Zeus is the Greek King of the Gods, and a god of storms, thunder, sky, and family. In Rome he was known as Jupiter. An Etruscan counterpart was Tinia.
Zeus, as a main god, has main attributes. As a man, he is shown as a middle-aged bearded man and tended to be painted or sculpted as preparing to throw a lightning bolt. When not shown like this, he is shown as being seated in majesty, as a king. Zeus takes on other forms as well, and in his stories he has taken on the forms of animals sacred to him and which were attributes of Zeus: the bull (rape of Europa), swan, (seduction of Leda), and the eagle (abduction of Ganymede). Oak trees, sometimes known as the king trees of the forests, were sacred to Zeus as well.
There are so many stories relating to Zeus that it would be impossible to list them all here in this one post. He is the son of Cronos and Rhea, the brother of Hades, Poseidon, Hera, Hestia, and Demeter, the husband of Hera, and the lover to many women (and some men). His children include: Aphrodite (this is debatable depending on the story), Athena, Apollo, Artemis, Hebe, Hephaestus (also debatable), Ares, Hermes, Persephone, Dionysus, Hercules, Perseus, Helen of Troy, Minos, and the Muses.
His more important stories are his birth and rise to power by defeating his father Cronos and the Titans. Cronos knew that he was destined to be overthrown by his son and his children would rise up and defeat him in the same way that he had defeated his own father, Ouranos. So Cronos swallowed all the children he had with Rhea as soon as they were born. But Rhea was tired and sick with grief by the time Cronos swallowed thir fifth child. She sought out Gaia and asked her aid. The two devised a scheme to keep the next child safe. Thea gave birth to the child in a cave in Crete, and there he was hidden and raised while Rhea gave Cronos a rock wrapped in swaddling clohes to swallow, which he did.
The stories vary at this point when Zeus is an infant. Some say that he was raised in the cave by Gaia; others say he was raised by a goat named Amalthea and guarded by lesser gods known as Kouretes, who danced and shouted and banged their shields so Cronos wouldn’t hear the baby. Still another version says Zeus was raised by nymphs. Regardless of the version, he survived his infancy and grew strong into a young god.

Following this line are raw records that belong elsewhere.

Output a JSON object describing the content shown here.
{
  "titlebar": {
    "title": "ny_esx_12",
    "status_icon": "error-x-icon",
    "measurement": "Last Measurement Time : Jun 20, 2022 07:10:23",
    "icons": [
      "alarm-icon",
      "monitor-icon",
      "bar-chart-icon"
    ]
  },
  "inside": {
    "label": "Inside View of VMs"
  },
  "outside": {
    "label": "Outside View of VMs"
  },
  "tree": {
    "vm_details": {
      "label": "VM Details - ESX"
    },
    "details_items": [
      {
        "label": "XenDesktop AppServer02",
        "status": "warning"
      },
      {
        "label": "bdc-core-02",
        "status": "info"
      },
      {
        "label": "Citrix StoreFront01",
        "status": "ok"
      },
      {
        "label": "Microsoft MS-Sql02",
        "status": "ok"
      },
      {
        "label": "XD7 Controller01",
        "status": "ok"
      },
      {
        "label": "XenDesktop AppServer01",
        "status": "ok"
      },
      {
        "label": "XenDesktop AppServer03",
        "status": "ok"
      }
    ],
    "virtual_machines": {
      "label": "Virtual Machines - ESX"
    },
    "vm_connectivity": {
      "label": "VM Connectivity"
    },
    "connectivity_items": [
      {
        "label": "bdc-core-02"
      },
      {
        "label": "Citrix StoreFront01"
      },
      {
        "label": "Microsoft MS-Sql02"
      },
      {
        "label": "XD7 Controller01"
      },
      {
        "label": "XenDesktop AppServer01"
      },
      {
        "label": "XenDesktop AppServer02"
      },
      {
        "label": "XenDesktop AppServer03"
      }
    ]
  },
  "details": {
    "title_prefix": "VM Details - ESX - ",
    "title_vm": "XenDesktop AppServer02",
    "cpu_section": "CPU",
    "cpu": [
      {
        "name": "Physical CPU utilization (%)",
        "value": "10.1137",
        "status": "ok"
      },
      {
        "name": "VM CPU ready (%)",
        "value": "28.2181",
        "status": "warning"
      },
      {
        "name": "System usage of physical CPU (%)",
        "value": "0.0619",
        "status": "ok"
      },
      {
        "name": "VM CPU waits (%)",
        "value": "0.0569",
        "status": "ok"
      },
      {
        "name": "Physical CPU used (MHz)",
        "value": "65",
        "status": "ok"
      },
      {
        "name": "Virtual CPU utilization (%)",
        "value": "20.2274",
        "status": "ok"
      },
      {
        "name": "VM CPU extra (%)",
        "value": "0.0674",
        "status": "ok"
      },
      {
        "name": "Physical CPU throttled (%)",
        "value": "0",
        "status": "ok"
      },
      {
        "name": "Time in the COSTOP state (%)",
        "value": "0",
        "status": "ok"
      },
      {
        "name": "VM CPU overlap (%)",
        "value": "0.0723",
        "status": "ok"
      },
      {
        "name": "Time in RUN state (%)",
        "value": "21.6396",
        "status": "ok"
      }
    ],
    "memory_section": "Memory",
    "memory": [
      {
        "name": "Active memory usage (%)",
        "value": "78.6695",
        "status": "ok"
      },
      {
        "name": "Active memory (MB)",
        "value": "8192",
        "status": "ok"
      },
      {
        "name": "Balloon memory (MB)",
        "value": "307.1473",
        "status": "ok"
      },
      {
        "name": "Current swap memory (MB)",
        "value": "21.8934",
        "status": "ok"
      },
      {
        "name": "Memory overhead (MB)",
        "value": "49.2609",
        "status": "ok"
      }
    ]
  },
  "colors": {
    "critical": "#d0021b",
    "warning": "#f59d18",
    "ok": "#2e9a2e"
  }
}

Once he was grown, Zeus confronted Cronos and forced him to regurgitate the children, in reverse order: first the stone, then the others. In another version, Zeus cut Cronos’ stomach open, but the first version is the most popular. Then Zeus raised an army by joining with his siblings and releasing Cronos’ siblings from Tartarus: the Cyclopes, the Hacatonchires (Hundred-Handed), and the Gigantes. In thanks, the Cyclopes gave Zeus the thunder and the lightning bolt. Zeus and his army defeated Cronos and the Titans and threw them into Tartarus. Zeus was then the king of the gods and father of men, and he shared the world with his brothers, Poseidon and Hades, by drawing lots to decide each brother’s domain.
Other popular myths include: condemnation of Tatalus to eternal thirst and hunger in Tartarus for tricking the gods into eating human flesh, which was the flesh of Tantalus’ own son; condemnation of Ixion to be strapped to a burning wheel for eternity for attempting to violate Hera; the seduction of Leda while in the shape of a swan and the birth of her four children Helen, Polydeuces, Castor, and Clytemnestra; the rape of Europa while he seduced and abducted her in the form of a white bull and carried her away over the seas; and his punishment of Prometheus, who was chained to a rock and had his liver eaten every day by an eagle until Hercules freed him, for giving fire to mortals.
Zeus is a multi-faceted god, but this is a good thing because he has such great personality. On the positive side, he helped to overthrow an unjust system–Cronos was hardly a wise or just ruler. Zeus maintained more of an even hand when faced with questions of justice or rulership, though not without his boughts of rashness and jealousy. An example is his treatment of Tantalus, who not only murdered and butchered his own son but then served up his son as dinner to the gods. Zeus granted Tantalus an eternal punishment for such a heinous crime not only by mortal standards but also divine standards of morality. To a certain extent he can be a protector–he has protected men from other gods or from other men, and he did protect and avenge his Wife when Ixion attempted to rape her. He can be a kind god, as he does give aid to a certain few, but his kindness is tempered by his role as King of god and Father of men.
Zeus is actually a very human god. He has a number of admirable traits, such as kindness, honor, justice, etc., but he also has a number of faults: lust, jealousy, trickery, anger/rage, and a desire to not be caught when he knows he does wrong. Also, a number of his mistresses were not treated well in the end–some were turned into constellations or animals or trees, and some even died because they became involved with a god (some against their will) with a jealous wife.